Vandeweghe’s three-point attempt rate of 1.0 per game in 1986-87 looks ludicrously small by today’s standards, but his 48.1% success rate for the season would make anybody stand up and take notice. It was more of a surprise to see him miss one than make it. Home crowds began to yell as soon as he caught the ball at the arc, swelling to a roar that rested on a long “e” vowel sound. Nobody was quite sure whether the Blazers faithful were screaming “three” or “Keeee-ki” but it hardly mattered. It all got lost in the riotous screams as the ball went through the twine. Vandeweghe would end up averaging 40.8% beyond the arc over five seasons with the Blazers.
Vandeweghe posted at least one forty-point game in each of his seasons in Portland except 1985-86. He only got to 38 that season. In his defense, he did score 30 or more on 23 separate occasions that year. That was also the season he averaged 24.8 points per game on 54% shooting, a jaw-dropping stat line that left him among the franchise elite. In the history of the franchise, only Damian Lillard has exceeded Vandeweghe’s points per game production, and that only by half a point so far.
Kiki was no shrinking violet in the playoffs either. In 21 postseason performances for the Blazers over four years he averaged 21.1 points on 51.5% shooting, connecting on 94% of his free throws.

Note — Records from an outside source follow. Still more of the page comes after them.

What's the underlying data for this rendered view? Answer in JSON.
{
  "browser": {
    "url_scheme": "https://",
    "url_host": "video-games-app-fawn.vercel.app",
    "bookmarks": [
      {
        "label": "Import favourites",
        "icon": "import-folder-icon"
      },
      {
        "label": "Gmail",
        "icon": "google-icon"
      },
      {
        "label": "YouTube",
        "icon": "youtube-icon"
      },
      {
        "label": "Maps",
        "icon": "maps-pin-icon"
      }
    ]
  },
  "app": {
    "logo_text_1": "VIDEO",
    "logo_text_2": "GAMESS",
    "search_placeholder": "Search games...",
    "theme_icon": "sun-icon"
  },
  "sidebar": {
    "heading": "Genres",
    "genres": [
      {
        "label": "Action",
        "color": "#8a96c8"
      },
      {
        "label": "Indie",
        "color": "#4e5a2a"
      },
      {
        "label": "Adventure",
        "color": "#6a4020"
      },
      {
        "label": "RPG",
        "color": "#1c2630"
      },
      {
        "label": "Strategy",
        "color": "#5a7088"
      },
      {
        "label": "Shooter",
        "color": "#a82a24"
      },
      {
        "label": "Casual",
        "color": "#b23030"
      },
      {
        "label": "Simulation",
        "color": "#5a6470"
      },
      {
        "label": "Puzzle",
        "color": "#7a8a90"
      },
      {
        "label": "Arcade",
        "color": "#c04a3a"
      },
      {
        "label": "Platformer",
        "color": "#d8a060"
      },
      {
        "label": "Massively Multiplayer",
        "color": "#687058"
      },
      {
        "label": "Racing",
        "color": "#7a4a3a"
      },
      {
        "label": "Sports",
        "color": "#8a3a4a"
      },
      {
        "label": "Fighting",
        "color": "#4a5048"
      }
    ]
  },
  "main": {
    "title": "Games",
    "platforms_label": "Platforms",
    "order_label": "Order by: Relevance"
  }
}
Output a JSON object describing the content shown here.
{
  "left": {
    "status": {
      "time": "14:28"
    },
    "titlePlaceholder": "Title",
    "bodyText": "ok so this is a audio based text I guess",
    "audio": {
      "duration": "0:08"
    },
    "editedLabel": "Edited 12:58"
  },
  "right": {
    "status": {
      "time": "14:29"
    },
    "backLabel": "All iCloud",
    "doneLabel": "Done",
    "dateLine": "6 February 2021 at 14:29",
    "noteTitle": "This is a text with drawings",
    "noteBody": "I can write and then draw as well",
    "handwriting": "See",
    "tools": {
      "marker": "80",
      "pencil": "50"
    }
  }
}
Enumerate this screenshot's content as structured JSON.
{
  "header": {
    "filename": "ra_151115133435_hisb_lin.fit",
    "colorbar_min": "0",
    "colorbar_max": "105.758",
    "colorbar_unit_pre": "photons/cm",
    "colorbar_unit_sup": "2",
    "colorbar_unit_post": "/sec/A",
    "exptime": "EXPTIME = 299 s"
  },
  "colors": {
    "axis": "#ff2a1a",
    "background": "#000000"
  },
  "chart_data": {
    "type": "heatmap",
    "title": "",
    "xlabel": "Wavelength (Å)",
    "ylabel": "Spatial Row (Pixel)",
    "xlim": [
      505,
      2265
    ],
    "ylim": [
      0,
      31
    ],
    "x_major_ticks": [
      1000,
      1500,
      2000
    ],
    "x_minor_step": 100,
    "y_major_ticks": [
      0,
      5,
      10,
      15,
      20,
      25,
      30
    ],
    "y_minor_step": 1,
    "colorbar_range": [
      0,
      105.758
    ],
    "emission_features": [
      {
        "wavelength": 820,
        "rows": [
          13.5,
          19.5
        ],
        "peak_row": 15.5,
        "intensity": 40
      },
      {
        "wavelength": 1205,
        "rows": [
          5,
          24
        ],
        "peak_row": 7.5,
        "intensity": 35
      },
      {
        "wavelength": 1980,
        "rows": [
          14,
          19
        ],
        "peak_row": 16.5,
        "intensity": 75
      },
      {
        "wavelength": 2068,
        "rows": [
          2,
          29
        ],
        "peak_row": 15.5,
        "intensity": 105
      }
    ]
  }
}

Dude missed six foul shots total in four years of post-season play. That’s cold.
The only two knocks on Vandeweghe: a lack of defense (the Blazers knew what they were getting there, though) and the fact that Portland didn’t fare much better after his arrival than before. Had Bowie been healthy the story might have been different. As it was, Ramsay’s big scorer didn’t end up saving his coach’s job. Only once did the Blazers win 50 with Kiki on board. That was 1987-88, the year he got injured and played only half a season with severely limited minutes.
Health, defensive issues, and the advent of Jerome Kersey at small forward began to weigh against Vandeweghe as the decade neared its close. With their star scorer not playing much (thus no longer scoring), the Blazers pulled the trigger on a midseason deal in 1989 that shipped Vandeweghe to New York for a draft pick.
Vandeweghe would never score 20 again, limping his way through four more years before retiring in 1993. He later became a coach with the Dallas Mavericks and New Jersey Nets. He served as General Manager for the Nuggets and Nets. He is currently the NBA’s Executive Vice President for Basketball Operations.
The muted end to Vandeweghe’s Portland run doesn’t overshadow the eye-searing stats he produced in his prime. You only have to watch about five seconds of the videos below to see how good he was.
For the threes, for ALL the points, for justifying one of the biggest trades in franchise history, and for all the fun with Clyde, Kiki Vandeweghe earns the 17th spot on our Top 100 list of Trail Blazers players and influencers. What a run.
Share your memories of Kiki Vandeweghe below, and stick with us as we approach ever closer to the number one spot on the list!